of gas and dust; as it eats, the quasar spews out huge amounts of energy. Both
groups of astronomers studied a particular quasar called APM 08279+5255, which
harbors a black hole 20 billion times more massive than the sun and produces as
much energy as a thousand trillion suns.
expected water vapor to be present even in the early universe, the discovery of
water is not itself a surprise, Bradford says.
There’s water vapor in the Milky Way, although the total amount is 4,000 times
less massive than in the quasar, as most of the Milky Way’s water is frozen in
the form of ice.
water vapor is an important trace gas that reveals the nature of the quasar. In
this particular quasar, the water vapor is distributed around the black hole in
a gaseous region spanning hundreds of light-years, and its presence indicates
that the gas is unusually warm and dense by astronomical standards. Although
the gas is a chilly –53 C (–63 F) and is 300 trillion times less dense than
Earth’s atmosphere, it’s still five times hotter and 10 to 100 times denser
than what’s typical in galaxies like the Milky Way.
The water vapor
is just one of many kinds of gas that surround the quasar, and its presence
indicates that the quasar is bathing the gas in both X-rays and infrared
radiation. The interaction between the radiation and water vapor reveals properties
of the gas and how the quasar influences it. For example, analyzing the water
vapor shows how the radiation heats the rest of the gas. Furthermore,
measurements of the water vapor and of other molecules, such as carbon

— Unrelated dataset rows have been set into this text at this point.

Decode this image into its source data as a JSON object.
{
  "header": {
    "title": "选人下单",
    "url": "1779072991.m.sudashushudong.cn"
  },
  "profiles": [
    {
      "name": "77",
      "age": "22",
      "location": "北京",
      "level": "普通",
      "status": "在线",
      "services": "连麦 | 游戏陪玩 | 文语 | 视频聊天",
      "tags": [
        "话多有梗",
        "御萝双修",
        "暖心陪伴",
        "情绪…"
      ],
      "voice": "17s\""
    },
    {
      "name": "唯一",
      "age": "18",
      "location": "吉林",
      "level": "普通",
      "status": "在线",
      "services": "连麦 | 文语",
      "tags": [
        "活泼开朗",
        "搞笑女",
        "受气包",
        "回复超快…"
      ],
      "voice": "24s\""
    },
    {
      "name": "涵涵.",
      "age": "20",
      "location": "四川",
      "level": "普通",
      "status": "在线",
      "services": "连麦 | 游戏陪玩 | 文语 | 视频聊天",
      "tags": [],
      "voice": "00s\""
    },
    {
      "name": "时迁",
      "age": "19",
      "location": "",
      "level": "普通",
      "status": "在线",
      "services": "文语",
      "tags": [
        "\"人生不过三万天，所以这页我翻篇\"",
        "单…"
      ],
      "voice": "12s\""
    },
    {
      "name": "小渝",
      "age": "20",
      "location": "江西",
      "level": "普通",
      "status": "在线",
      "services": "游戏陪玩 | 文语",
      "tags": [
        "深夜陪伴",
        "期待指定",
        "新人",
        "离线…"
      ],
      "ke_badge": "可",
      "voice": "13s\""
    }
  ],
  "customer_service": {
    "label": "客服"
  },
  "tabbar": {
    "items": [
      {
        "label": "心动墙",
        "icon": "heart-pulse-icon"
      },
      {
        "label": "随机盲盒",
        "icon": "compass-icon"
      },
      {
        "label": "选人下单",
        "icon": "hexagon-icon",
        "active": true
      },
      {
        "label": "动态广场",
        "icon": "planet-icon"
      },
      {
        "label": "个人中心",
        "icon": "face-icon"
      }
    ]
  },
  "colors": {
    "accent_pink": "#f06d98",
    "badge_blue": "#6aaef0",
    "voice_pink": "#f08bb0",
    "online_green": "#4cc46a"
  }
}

monoxide, suggest that there is enough gas to feed the black hole until it
grows to about six times its size. Whether this will happen is not clear, the
astronomers say, since some of the gas may end up condensing into stars or may
be ejected from the quasar.
made their observations starting in 2008, using an instrument called Z-Spec at
the Caltech Submillimeter Observatory (CSO), a 10 m telescope near the summit
of Mauna Kea in Hawaii.
Z-Spec is an extremely sensitive spectrograph, requiring temperatures cooled to
within 0.06 C above absolute zero. The instrument measures light in a region of
the electromagnetic spectrum called the millimeter band, which lies between
infrared and microwave wavelengths. The researchers’ discovery of water was
possible only because Z-Spec’s spectral coverage is 10 times larger than that
of previous spectrometers operating at these wavelengths. The astronomers made
follow-up observations with the Combined Array for Research in Millimeter-Wave
Astronomy (CARMA), an array of radio dishes in the Inyo
Mountains of Southern
highlights the benefits of observing in the millimeter and submillimeter
wavelengths, the astronomers say. The field has developed rapidly over the last
two to three decades, and to reach the full potential of this line of research,
the astronomers—including the study authors—are now designing CCAT, a 25-meter
telescope to be built in the Atacama Desert in Chile. CCAT will allow astronomers
to discover some of the earliest galaxies in the universe. By measuring the
presence of water and other important trace gases, astronomers can study the
composition of these primordial galaxies.
The second group, led by Dariusz Lis,
senior research associate in physics at Caltech and deputy director of the CSO,
used the Plateau de Bure Interferometer in the French Alps to find water. In
2010, Lis’s team was looking for traces of hydrogen fluoride in the spectrum of
APM 08279+5255, but serendipitously detected a signal in the quasar’s spectrum
that indicated the presence of water. The signal was at a frequency
corresponding to radiation that is emitted when water transitions from a higher
energy state to a lower one. While Lis’s team found just one signal at a single
frequency, the wide bandwidth of Z-Spec enabled Bradford and his colleagues to
discover water emission at many frequencies. These multiple water transitions
allowed Bradford’s team to determine the
physical characteristics of the quasar’s gas and the water’s mass.